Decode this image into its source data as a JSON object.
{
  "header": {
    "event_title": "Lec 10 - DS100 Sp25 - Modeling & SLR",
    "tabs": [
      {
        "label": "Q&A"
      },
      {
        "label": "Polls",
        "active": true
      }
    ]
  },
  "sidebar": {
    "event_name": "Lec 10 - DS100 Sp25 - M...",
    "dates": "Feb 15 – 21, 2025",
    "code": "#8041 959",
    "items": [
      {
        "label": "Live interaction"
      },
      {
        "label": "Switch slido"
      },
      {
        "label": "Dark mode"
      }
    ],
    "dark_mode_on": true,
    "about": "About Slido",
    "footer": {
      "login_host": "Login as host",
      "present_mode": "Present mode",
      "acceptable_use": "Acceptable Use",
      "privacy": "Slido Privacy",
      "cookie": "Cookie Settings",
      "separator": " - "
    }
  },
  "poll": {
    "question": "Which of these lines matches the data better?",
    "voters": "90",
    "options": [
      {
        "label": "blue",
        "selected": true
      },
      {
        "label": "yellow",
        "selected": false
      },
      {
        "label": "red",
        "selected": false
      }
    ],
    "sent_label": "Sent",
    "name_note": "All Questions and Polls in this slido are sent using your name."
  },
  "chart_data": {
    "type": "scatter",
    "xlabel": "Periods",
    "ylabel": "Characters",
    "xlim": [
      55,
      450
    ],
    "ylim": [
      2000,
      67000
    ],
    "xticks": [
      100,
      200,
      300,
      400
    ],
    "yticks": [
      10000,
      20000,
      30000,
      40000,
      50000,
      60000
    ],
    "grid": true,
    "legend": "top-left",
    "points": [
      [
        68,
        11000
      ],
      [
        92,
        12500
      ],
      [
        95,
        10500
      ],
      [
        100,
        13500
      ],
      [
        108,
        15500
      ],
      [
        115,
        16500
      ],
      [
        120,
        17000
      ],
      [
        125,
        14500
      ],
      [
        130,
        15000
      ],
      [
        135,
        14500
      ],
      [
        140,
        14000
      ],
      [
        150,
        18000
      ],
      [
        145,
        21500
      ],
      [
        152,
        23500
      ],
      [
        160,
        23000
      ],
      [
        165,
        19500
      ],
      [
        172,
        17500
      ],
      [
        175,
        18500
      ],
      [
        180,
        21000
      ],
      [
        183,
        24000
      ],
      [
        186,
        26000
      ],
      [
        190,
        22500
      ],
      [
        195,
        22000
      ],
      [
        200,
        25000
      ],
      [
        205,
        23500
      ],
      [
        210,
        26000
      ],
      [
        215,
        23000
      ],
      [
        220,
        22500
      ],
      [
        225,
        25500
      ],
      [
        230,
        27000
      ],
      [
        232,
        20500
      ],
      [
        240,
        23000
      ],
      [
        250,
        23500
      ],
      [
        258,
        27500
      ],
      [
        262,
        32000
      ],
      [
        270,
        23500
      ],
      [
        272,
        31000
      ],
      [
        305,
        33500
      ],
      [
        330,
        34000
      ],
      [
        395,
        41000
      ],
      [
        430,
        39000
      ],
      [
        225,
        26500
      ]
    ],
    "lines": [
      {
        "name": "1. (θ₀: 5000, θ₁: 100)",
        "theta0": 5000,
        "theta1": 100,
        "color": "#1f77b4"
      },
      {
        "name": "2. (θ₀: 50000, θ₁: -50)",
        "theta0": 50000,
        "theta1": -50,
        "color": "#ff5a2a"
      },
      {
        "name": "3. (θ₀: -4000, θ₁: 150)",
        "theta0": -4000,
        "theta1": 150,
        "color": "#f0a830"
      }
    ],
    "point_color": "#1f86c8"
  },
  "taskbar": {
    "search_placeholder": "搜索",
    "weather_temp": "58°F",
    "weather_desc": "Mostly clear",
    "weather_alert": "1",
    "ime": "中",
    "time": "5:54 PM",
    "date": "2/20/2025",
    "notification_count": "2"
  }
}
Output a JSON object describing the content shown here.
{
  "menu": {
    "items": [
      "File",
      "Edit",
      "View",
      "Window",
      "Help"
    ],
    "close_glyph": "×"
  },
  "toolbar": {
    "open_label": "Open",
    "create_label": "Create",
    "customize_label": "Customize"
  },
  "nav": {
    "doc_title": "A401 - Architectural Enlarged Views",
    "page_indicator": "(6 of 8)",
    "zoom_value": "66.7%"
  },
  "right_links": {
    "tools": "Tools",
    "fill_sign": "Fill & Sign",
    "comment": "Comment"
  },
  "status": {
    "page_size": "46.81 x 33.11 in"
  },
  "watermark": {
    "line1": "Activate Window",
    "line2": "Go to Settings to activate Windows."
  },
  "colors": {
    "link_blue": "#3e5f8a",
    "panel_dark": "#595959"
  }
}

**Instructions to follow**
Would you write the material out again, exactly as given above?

**Answer to this task**
Decode this image into its source data as a JSON object.
{
  "header": {
    "event_title": "Lec 10 - DS100 Sp25 - Modeling & SLR",
    "tabs": [
      {
        "label": "Q&A"
      },
      {
        "label": "Polls",
        "active": true
      }
    ]
  },
  "sidebar": {
    "event_name": "Lec 10 - DS100 Sp25 - M...",
    "dates": "Feb 15 – 21, 2025",
    "code": "#8041 959",
    "items": [
      {
        "label": "Live interaction"
      },
      {
        "label": "Switch slido"
      },
      {
        "label": "Dark mode"
      }
    ],
    "dark_mode_on": true,
    "about": "About Slido",
    "footer": {
      "login_host": "Login as host",
      "present_mode": "Present mode",
      "acceptable_use": "Acceptable Use",
      "privacy": "Slido Privacy",
      "cookie": "Cookie Settings",
      "separator": " - "
    }
  },
  "poll": {
    "question": "Which of these lines matches the data better?",
    "voters": "90",
    "options": [
      {
        "label": "blue",
        "selected": true
      },
      {
        "label": "yellow",
        "selected": false
      },
      {
        "label": "red",
        "selected": false
      }
    ],
    "sent_label": "Sent",
    "name_note": "All Questions and Polls in this slido are sent using your name."
  },
  "chart_data": {
    "type": "scatter",
    "xlabel": "Periods",
    "ylabel": "Characters",
    "xlim": [
      55,
      450
    ],
    "ylim": [
      2000,
      67000
    ],
    "xticks": [
      100,
      200,
      300,
      400
    ],
    "yticks": [
      10000,
      20000,
      30000,
      40000,
      50000,
      60000
    ],
    "grid": true,
    "legend": "top-left",
    "points": [
      [
        68,
        11000
      ],
      [
        92,
        12500
      ],
      [
        95,
        10500
      ],
      [
        100,
        13500
      ],
      [
        108,
        15500
      ],
      [
        115,
        16500
      ],
      [
        120,
        17000
      ],
      [
        125,
        14500
      ],
      [
        130,
        15000
      ],
      [
        135,
        14500
      ],
      [
        140,
        14000
      ],
      [
        150,
        18000
      ],
      [
        145,
        21500
      ],
      [
        152,
        23500
      ],
      [
        160,
        23000
      ],
      [
        165,
        19500
      ],
      [
        172,
        17500
      ],
      [
        175,
        18500
      ],
      [
        180,
        21000
      ],
      [
        183,
        24000
      ],
      [
        186,
        26000
      ],
      [
        190,
        22500
      ],
      [
        195,
        22000
      ],
      [
        200,
        25000
      ],
      [
        205,
        23500
      ],
      [
        210,
        26000
      ],
      [
        215,
        23000
      ],
      [
        220,
        22500
      ],
      [
        225,
        25500
      ],
      [
        230,
        27000
      ],
      [
        232,
        20500
      ],
      [
        240,
        23000
      ],
      [
        250,
        23500
      ],
      [
        258,
        27500
      ],
      [
        262,
        32000
      ],
      [
        270,
        23500
      ],
      [
        272,
        31000
      ],
      [
        305,
        33500
      ],
      [
        330,
        34000
      ],
      [
        395,
        41000
      ],
      [
        430,
        39000
      ],
      [
        225,
        26500
      ]
    ],
    "lines": [
      {
        "name": "1. (θ₀: 5000, θ₁: 100)",
        "theta0": 5000,
        "theta1": 100,
        "color": "#1f77b4"
      },
      {
        "name": "2. (θ₀: 50000, θ₁: -50)",
        "theta0": 50000,
        "theta1": -50,
        "color": "#ff5a2a"
      },
      {
        "name": "3. (θ₀: -4000, θ₁: 150)",
        "theta0": -4000,
        "theta1": 150,
        "color": "#f0a830"
      }
    ],
    "point_color": "#1f86c8"
  },
  "taskbar": {
    "search_placeholder": "搜索",
    "weather_temp": "58°F",
    "weather_desc": "Mostly clear",
    "weather_alert": "1",
    "ime": "中",
    "time": "5:54 PM",
    "date": "2/20/2025",
    "notification_count": "2"
  }
}
Output a JSON object describing the content shown here.
{
  "menu": {
    "items": [
      "File",
      "Edit",
      "View",
      "Window",
      "Help"
    ],
    "close_glyph": "×"
  },
  "toolbar": {
    "open_label": "Open",
    "create_label": "Create",
    "customize_label": "Customize"
  },
  "nav": {
    "doc_title": "A401 - Architectural Enlarged Views",
    "page_indicator": "(6 of 8)",
    "zoom_value": "66.7%"
  },
  "right_links": {
    "tools": "Tools",
    "fill_sign": "Fill & Sign",
    "comment": "Comment"
  },
  "status": {
    "page_size": "46.81 x 33.11 in"
  },
  "watermark": {
    "line1": "Activate Window",
    "line2": "Go to Settings to activate Windows."
  },
  "colors": {
    "link_blue": "#3e5f8a",
    "panel_dark": "#595959"
  }
}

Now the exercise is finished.